Check each line of the listing below for the string "icon", and copy the ones that have it.
-- EXERCISE INPUTS follows --
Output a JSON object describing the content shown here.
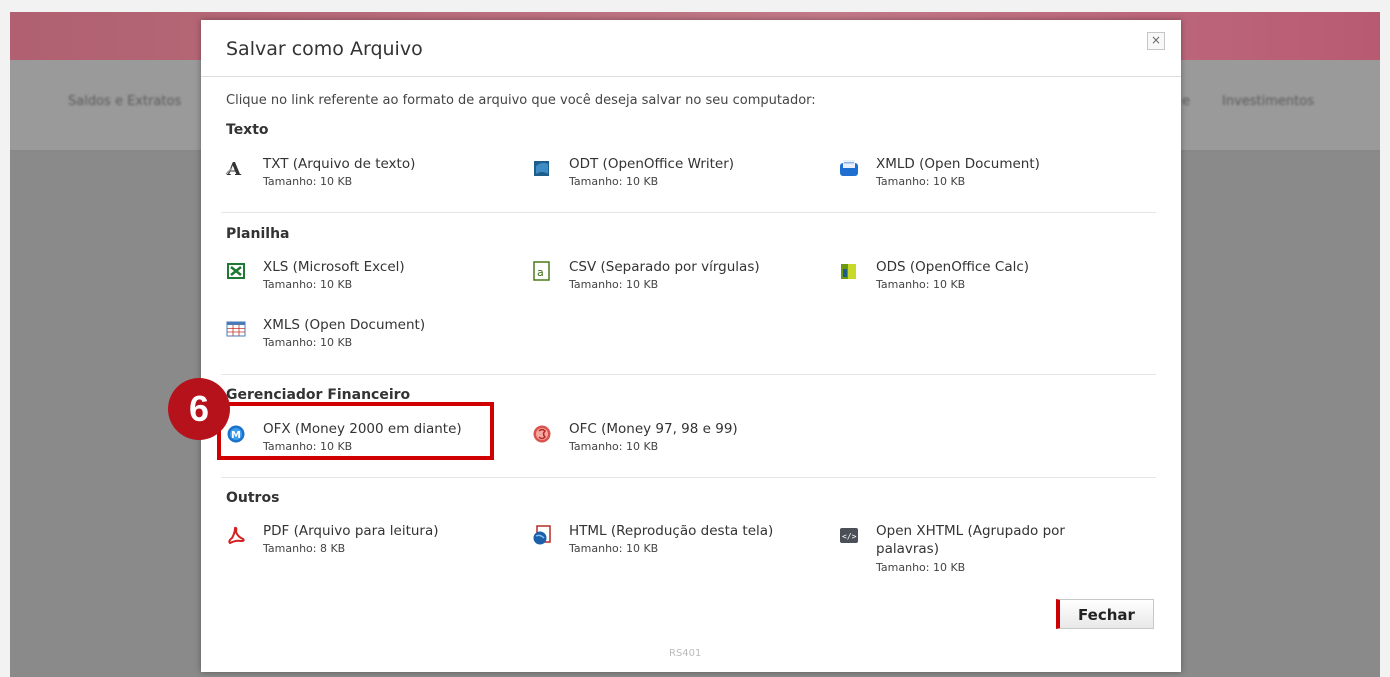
{
  "background": {
    "nav_left": "Saldos e Extratos",
    "nav_right_1": "e",
    "nav_right_2": "Investimentos"
  },
  "dialog": {
    "title": "Salvar como Arquivo",
    "close_label": "×",
    "instruction": "Clique no link referente ao formato de arquivo que você deseja salvar no seu computador:",
    "footer_code": "RS401",
    "close_button_label": "Fechar"
  },
  "sections": {
    "texto": {
      "title": "Texto",
      "items": [
        {
          "name": "TXT (Arquivo de texto)",
          "size": "Tamanho: 10 KB",
          "icon": "text-file-icon"
        },
        {
          "name": "ODT (OpenOffice Writer)",
          "size": "Tamanho: 10 KB",
          "icon": "openoffice-writer-icon"
        },
        {
          "name": "XMLD (Open Document)",
          "size": "Tamanho: 10 KB",
          "icon": "xml-document-icon"
        }
      ]
    },
    "planilha": {
      "title": "Planilha",
      "items": [
        {
          "name": "XLS (Microsoft Excel)",
          "size": "Tamanho: 10 KB",
          "icon": "excel-icon"
        },
        {
          "name": "CSV (Separado por vírgulas)",
          "size": "Tamanho: 10 KB",
          "icon": "csv-icon"
        },
        {
          "name": "ODS (OpenOffice Calc)",
          "size": "Tamanho: 10 KB",
          "icon": "openoffice-calc-icon"
        },
        {
          "name": "XMLS (Open Document)",
          "size": "Tamanho: 10 KB",
          "icon": "spreadsheet-icon"
        }
      ]
    },
    "gerenciador": {
      "title": "Gerenciador Financeiro",
      "items": [
        {
          "name": "OFX (Money 2000 em diante)",
          "size": "Tamanho: 10 KB",
          "icon": "money-ofx-icon"
        },
        {
          "name": "OFC (Money 97, 98 e 99)",
          "size": "Tamanho: 10 KB",
          "icon": "money-ofc-icon"
        }
      ]
    },
    "outros": {
      "title": "Outros",
      "items": [
        {
          "name": "PDF (Arquivo para leitura)",
          "size": "Tamanho: 8 KB",
          "icon": "pdf-icon"
        },
        {
          "name": "HTML (Reprodução desta tela)",
          "size": "Tamanho: 10 KB",
          "icon": "html-icon"
        },
        {
          "name": "Open XHTML (Agrupado por",
          "name2": "palavras)",
          "size": "Tamanho: 10 KB",
          "icon": "xhtml-icon"
        }
      ]
    }
  },
  "annotation": {
    "step_number": "6",
    "color": "#cc0000"
  }
}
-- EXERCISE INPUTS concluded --
RESPONSE TO THIS EXERCISE:
          "icon": "text-file-icon"
          "icon": "openoffice-writer-icon"
          "icon": "xml-document-icon"
          "icon": "excel-icon"
          "icon": "csv-icon"
          "icon": "openoffice-calc-icon"
          "icon": "spreadsheet-icon"
          "icon": "money-ofx-icon"
          "icon": "money-ofc-icon"
          "icon": "pdf-icon"
          "icon": "html-icon"
          "icon": "xhtml-icon"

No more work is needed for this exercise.